The decision by wealth manager St James’s Place to terminate its relationship with Somerset was a blow to the London-based firm, and called into question its future, some of these people said.
Somerset, which specialises in investing in emerging markets, managed assets worth $3.5bn at the end of October.
But this figure has fallen to about $1bn after SJP, the UK’s largest wealth manager, transitioned about £2bn in assets away from Somerset, effective November 20. At its peak in 2018, Somerset had $10bn in assets under management.
Somerset was running an almost £600mn global emerging markets fund and a roughly £1.4bn emerging markets equity fund on behalf of SJP.
SJP Global Emerging Markets is managed by Somerset co-founder Ed Robertson.
In the 12 months to November 30, the fund has lost 7.1 per cent. It is down 24.8 per cent over three years, and down 21.6 per cent over five years. The fund’s performance places it in the fourth quartile among peers for all three periods.
The fund had been overweight China and this had hurt performance as markets moved against it, said people briefed on the matter.
The SJP Emerging Markets Equity fund is managed by a team of Somerset managers.
In the 12 months to November 30, the fund has gained 2.4 per cent. It is up 1.2 per cent over three years and 48.2 per cent over five years.
It is in the top quartile of performers for all of three periods, but a person familiar with SJP’s thinking said the decision to end Somerset’s management of the fund reflected a desire to offer lower-cost strategies to the wealth manager’s customers.
Since SJP told Somerset it was ending its relationship, the firm has been speaking to its other large investors, according to people briefed on the communications.
After SJP, Somerset’s biggest clients include the State Board of Administration of Florida and the Civil Service Superannuation Board of Manitoba in Canada, these people said.
Somerset’s fortunes illustrate the business risk of having such a large amount of money concentrated in the hands of one investor. When a fund manager loses a large client it can prompt others to pull their money because they may be concerned about the risk of being too big a share of the firm’s asset base.
Somerset was founded in 2007 by Rees-Mogg, Robertson and Dominic Johnson.
The three had previously worked together at Lloyd George Management, an emerging markets fund manager.
Rees-Mogg, who was a minister in the governments of Boris Johnson and Liz Truss, left Somerset in 2019 and is a passive minority shareholder in the firm.
Johnson stepped down as Somerset chief executive last year, and is currently minister for investment in Rishi Sunak’s government. Of the three co-founders, only Robertson remains at the firm.
Somerset has found itself at the nexus of two negative trends. Emerging markets have been out of favour with investors, while small boutiques, particularly those with lacklustre performance, have been grappling with rising costs of doing business.
Somerset and SJP declined to comment.
The Financial Times reported last year that Somerset was exploring strategic options, including a sale, merger or management buyout.
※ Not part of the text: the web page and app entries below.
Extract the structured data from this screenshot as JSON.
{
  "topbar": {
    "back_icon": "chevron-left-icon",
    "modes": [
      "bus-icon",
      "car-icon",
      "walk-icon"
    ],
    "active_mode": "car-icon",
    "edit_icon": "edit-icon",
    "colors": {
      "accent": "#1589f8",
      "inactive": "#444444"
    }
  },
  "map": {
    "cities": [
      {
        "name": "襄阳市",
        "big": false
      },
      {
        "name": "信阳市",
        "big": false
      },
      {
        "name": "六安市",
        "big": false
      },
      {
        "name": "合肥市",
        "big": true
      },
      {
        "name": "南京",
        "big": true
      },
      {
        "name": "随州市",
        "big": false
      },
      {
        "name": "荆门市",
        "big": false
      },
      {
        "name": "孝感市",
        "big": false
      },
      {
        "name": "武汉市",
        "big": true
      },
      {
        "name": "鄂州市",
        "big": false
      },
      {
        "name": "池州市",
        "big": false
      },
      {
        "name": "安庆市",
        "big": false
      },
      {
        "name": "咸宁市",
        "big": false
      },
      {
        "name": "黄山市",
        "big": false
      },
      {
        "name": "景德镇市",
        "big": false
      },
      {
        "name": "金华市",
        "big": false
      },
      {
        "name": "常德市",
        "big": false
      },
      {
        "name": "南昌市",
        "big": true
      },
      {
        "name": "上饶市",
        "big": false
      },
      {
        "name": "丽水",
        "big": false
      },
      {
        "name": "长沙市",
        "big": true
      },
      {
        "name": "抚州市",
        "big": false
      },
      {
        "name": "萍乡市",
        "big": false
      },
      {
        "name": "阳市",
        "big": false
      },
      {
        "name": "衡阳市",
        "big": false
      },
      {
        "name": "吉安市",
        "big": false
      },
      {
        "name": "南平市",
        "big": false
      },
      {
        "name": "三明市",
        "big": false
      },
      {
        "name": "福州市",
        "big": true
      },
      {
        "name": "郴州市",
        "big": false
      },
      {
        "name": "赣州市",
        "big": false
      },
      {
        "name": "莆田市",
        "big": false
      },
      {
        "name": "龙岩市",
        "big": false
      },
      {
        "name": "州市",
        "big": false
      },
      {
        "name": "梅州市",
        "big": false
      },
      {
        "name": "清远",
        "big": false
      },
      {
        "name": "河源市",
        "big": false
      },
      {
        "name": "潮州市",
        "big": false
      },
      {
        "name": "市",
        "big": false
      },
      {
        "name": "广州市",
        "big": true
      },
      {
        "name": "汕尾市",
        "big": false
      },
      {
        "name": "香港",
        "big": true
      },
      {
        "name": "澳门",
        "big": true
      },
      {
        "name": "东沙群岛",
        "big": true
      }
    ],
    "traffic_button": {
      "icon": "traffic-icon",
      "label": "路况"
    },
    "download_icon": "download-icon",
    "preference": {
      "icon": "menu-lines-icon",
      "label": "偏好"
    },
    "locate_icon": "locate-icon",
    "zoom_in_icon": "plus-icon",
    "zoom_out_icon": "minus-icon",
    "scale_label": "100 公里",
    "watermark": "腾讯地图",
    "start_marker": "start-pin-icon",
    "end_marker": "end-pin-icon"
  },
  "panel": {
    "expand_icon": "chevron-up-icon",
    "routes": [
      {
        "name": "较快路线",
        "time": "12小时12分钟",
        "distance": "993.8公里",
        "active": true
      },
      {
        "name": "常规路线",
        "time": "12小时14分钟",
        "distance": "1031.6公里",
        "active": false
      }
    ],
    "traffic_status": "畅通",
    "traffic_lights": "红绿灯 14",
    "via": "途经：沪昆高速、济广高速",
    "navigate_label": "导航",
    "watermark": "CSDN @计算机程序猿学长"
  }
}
However none of these has come to fruition. In the past Somerset has held discussions with potential buyers including boutique firms Emso Asset Management and Artemis Investment Management.
About half of the equity in Somerset is held by retired partners who are not involved in the day-to-day running of the business.
This has left Somerset with the challenge of how to incentivise the next generation, a question that many asset managers are grappling with.